The Profound Schlock of Adrian Lyne’s ‘Jacob’s Ladder’ by Mani Lazic

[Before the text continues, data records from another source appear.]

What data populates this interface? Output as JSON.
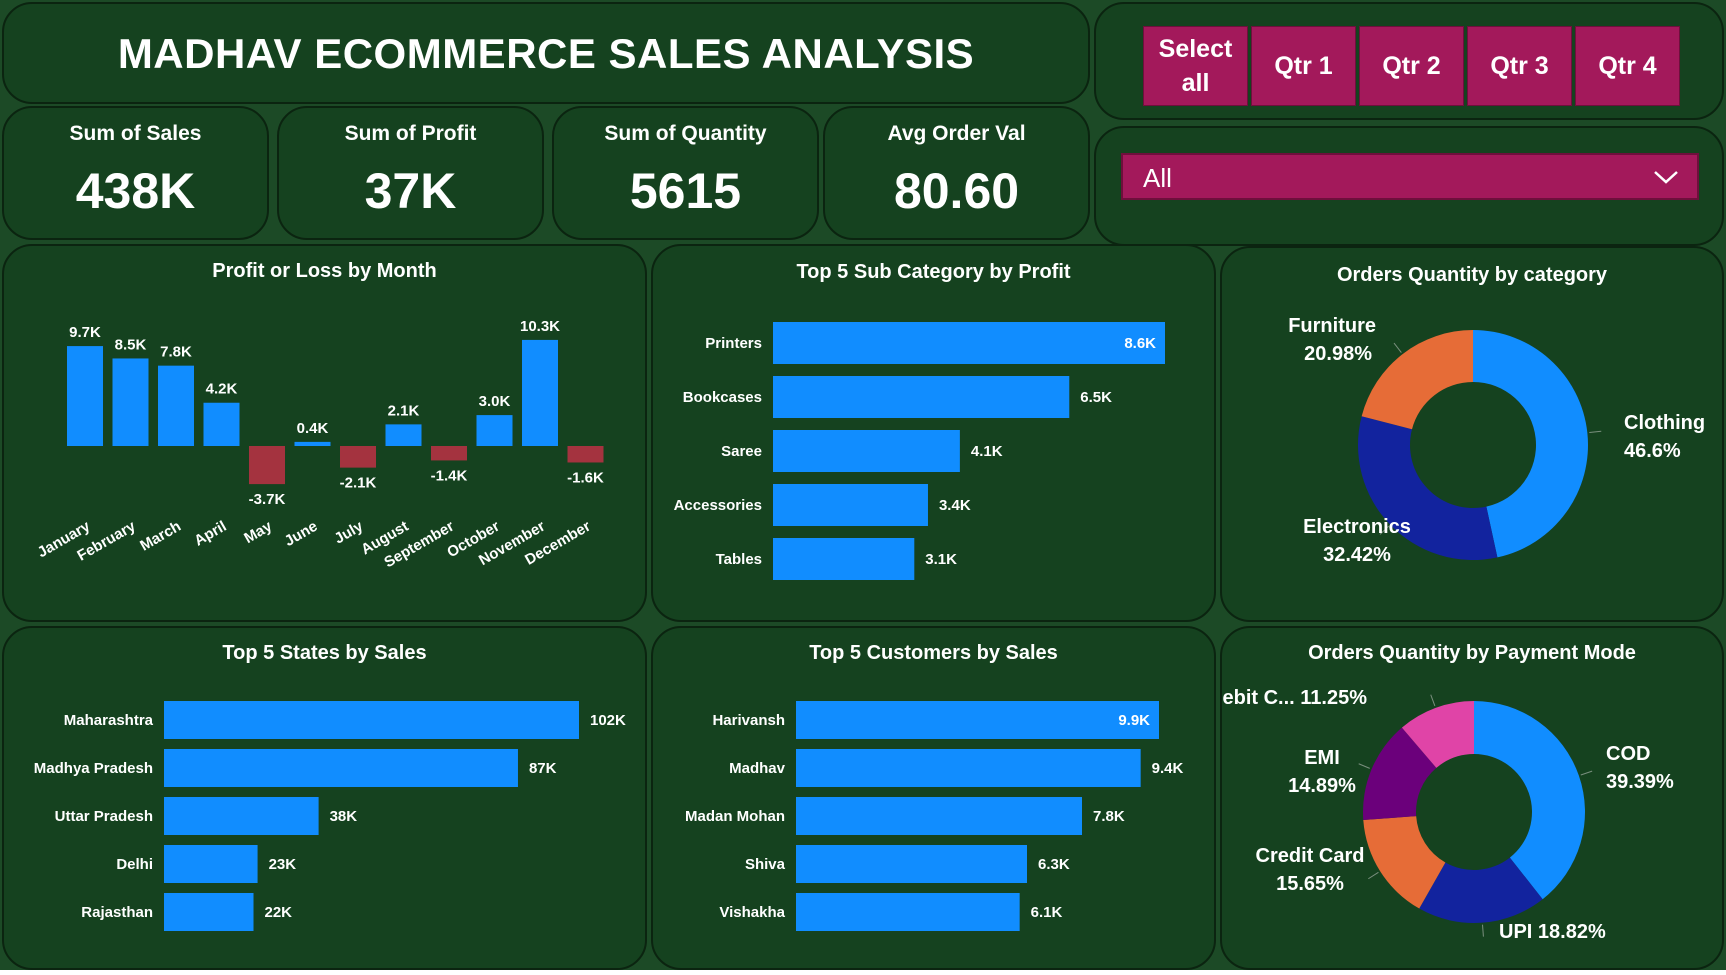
{
  "header": {
    "title": "MADHAV ECOMMERCE SALES ANALYSIS"
  },
  "kpis": [
    {
      "label": "Sum of Sales",
      "value": "438K"
    },
    {
      "label": "Sum of Profit",
      "value": "37K"
    },
    {
      "label": "Sum of Quantity",
      "value": "5615"
    },
    {
      "label": "Avg Order Val",
      "value": "80.60"
    }
  ],
  "quarter_slicer": {
    "buttons": [
      "Select all",
      "Qtr 1",
      "Qtr 2",
      "Qtr 3",
      "Qtr 4"
    ]
  },
  "state_filter": {
    "selected": "All"
  },
  "colors": {
    "bar": "#118dff",
    "negative": "#a4333f",
    "panel": "#15421f",
    "slicer": "#a3195b"
  },
  "chart_data": [
    {
      "type": "bar",
      "title": "Profit or Loss by Month",
      "categories": [
        "January",
        "February",
        "March",
        "April",
        "May",
        "June",
        "July",
        "August",
        "September",
        "October",
        "November",
        "December"
      ],
      "values": [
        9.7,
        8.5,
        7.8,
        4.2,
        -3.7,
        0.4,
        -2.1,
        2.1,
        -1.4,
        3.0,
        10.3,
        -1.6
      ],
      "labels": [
        "9.7K",
        "8.5K",
        "7.8K",
        "4.2K",
        "-3.7K",
        "0.4K",
        "-2.1K",
        "2.1K",
        "-1.4K",
        "3.0K",
        "10.3K",
        "-1.6K"
      ]
    },
    {
      "type": "bar",
      "title": "Top 5 Sub Category by Profit",
      "categories": [
        "Printers",
        "Bookcases",
        "Saree",
        "Accessories",
        "Tables"
      ],
      "values": [
        8.6,
        6.5,
        4.1,
        3.4,
        3.1
      ],
      "labels": [
        "8.6K",
        "6.5K",
        "4.1K",
        "3.4K",
        "3.1K"
      ]
    },
    {
      "type": "pie",
      "title": "Orders Quantity by category",
      "slices": [
        {
          "name": "Clothing",
          "pct": 46.6,
          "label": "46.6%",
          "color": "#118dff"
        },
        {
          "name": "Electronics",
          "pct": 32.42,
          "label": "32.42%",
          "color": "#12239e"
        },
        {
          "name": "Furniture",
          "pct": 20.98,
          "label": "20.98%",
          "color": "#e66c37"
        }
      ]
    },
    {
      "type": "bar",
      "title": "Top 5 States by Sales",
      "categories": [
        "Maharashtra",
        "Madhya Pradesh",
        "Uttar Pradesh",
        "Delhi",
        "Rajasthan"
      ],
      "values": [
        102,
        87,
        38,
        23,
        22
      ],
      "labels": [
        "102K",
        "87K",
        "38K",
        "23K",
        "22K"
      ]
    },
    {
      "type": "bar",
      "title": "Top 5 Customers by Sales",
      "categories": [
        "Harivansh",
        "Madhav",
        "Madan Mohan",
        "Shiva",
        "Vishakha"
      ],
      "values": [
        9.9,
        9.4,
        7.8,
        6.3,
        6.1
      ],
      "labels": [
        "9.9K",
        "9.4K",
        "7.8K",
        "6.3K",
        "6.1K"
      ]
    },
    {
      "type": "pie",
      "title": "Orders Quantity by Payment Mode",
      "slices": [
        {
          "name": "COD",
          "pct": 39.39,
          "label": "39.39%",
          "color": "#118dff"
        },
        {
          "name": "UPI",
          "pct": 18.82,
          "label": "18.82%",
          "color": "#12239e"
        },
        {
          "name": "Credit Card",
          "pct": 15.65,
          "label": "15.65%",
          "color": "#e66c37"
        },
        {
          "name": "EMI",
          "pct": 14.89,
          "label": "14.89%",
          "color": "#6b007b"
        },
        {
          "name": "Debit C...",
          "pct": 11.25,
          "label": "11.25%",
          "color": "#e044a7"
        }
      ]
    }
  ]
}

Jacob’s Ladder, however, is not an erotic thriller. The bodies here are foreign, repulsive, and perhaps not even human—allowing Lyne to take his fascination with flesh further into morbid territory. For what Jacob first takes as a trick of the light and a sign of fatigue on the subway soon returns and becomes too tangible to be dismissed: Creatures and physical deformities keep appearing around him. A nurse seems to have a strange growth on her head; at a party, he finds what looks like a rotting cow skull in the fridge; and although all these disturbing things appear furtively at first, they progressively take up more and more physical space. There seems to be no way for Jacob to be the only person experiencing visions, and yet no one else appears to notice them. Later, Jacob joins Jezzie on the dance floor and catches a glimpse of a couple making out intensely on a couch. After some awkward dancing, Jacob moves away and lets Jezzie dance with another man. Looking over at the couple kissing again, they seem to be going way too far for such a public setting. While the funky music of the party keeps playing, Lyne begins to emphasize the closeness of the bodies around Jacob and presents him in tight close-ups. Returning toward Jezzie, he sees that the stranger dancing behind her is turning into a winged, Lovecraftian creature, wrapping itself around Jezzie as she gesticulates more and more aggressively and ecstatically, taking off her skirt as it feels her up with a set of tentacles. Lyne uses all the visual elements at his disposition to make the violence of the scene ever more palpable: the sweat on Jezzie’s face reflects the flashing party lights, the darkness keeps Jacob (and the spectator) peering at her despite his repulsion to try to understand what he is seeing, and fast cutting heightens the tension. Finally, further pushing the reference to the similar intercourse between a woman and a disgusting creature in Andrzej Zulawski’s 1981 film Possession, Lyne takes the scene to a crisis point: The monster seems to impale Jezzie with some sort of gigantic fang, which sends Jacob into a full-blown panic attack. From the beginning of the scene, sex and horror are intermingled. Lyne makes the vulnerability of desire dangerous, an opening into the ghastliest turn of events. In several sequences, Jacob’s Ladder is an erotic horror film.